  16. (a) X. Zhang, W. Si, M. Bao, N. Asao, Y. Yamamoto and T. Jin, Org. Lett., 2014, 16, 4830–4833 CrossRef CAS PubMed; (b) J. D. Dooley, S. Reddy Chidipudi and H. W. Lam, J. Am. Chem. Soc., 2013, 135, 10829–10836 CrossRef CAS PubMed; (c) S. Mochida, M. Shimizu, K. Hirano, T. Satoh and M. Miura, Chem. – Asian J., 2010, 5, 847–851 CrossRef CAS PubMed.
  17. (a) S. De Sarkar, W. Liu, S. I. Kozhushkov and L. Ackermann, Adv. Synth. Catal., 2014, 356, 1461–1479 CrossRef CAS; (b) K. M. Engle, T.-S. Mei, M. Wasa and J.-Q. Yu, Acc. Chem. Res., 2012, 45, 788–802 CrossRef CAS PubMed.
  18. For detailed information, see the ESI.
  19. For reviews, see: (a) J. Sherwood, Angew. Chem., Int. Ed., 2018, 57, 14286–14290 CrossRef CAS PubMed; (b) S. Santoro, F. Ferlin, L. Luciani, L. Ackermann and L. Vaccaro, Green Chem., 2017, 19, 1601–1612 RSC; (c) D. Prat, A. Wells, J. Hayler, H. Sneddon, C. R. McElroy, S. Abou-Shehada and P. J. Dunn, Green Chem., 2016, 18, 288–296 RSC.

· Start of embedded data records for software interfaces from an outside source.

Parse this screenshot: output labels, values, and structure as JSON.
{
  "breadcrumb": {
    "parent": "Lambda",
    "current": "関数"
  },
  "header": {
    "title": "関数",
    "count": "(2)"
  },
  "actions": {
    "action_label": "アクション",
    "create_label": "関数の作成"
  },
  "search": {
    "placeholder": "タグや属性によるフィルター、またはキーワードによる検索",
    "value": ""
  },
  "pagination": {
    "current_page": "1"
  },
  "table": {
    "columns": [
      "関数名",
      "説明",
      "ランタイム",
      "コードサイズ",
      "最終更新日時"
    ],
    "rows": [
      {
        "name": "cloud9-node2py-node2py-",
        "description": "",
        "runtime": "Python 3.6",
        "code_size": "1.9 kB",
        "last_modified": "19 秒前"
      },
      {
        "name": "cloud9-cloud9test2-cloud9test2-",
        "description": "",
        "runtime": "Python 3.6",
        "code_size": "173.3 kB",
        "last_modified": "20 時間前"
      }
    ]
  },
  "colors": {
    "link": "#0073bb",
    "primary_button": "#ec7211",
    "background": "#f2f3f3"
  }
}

Footnote

Electronic supplementary information (ESI) available. See DOI: 10.1039/c8cc07732k

This journal is © The Royal Society of Chemistry 2018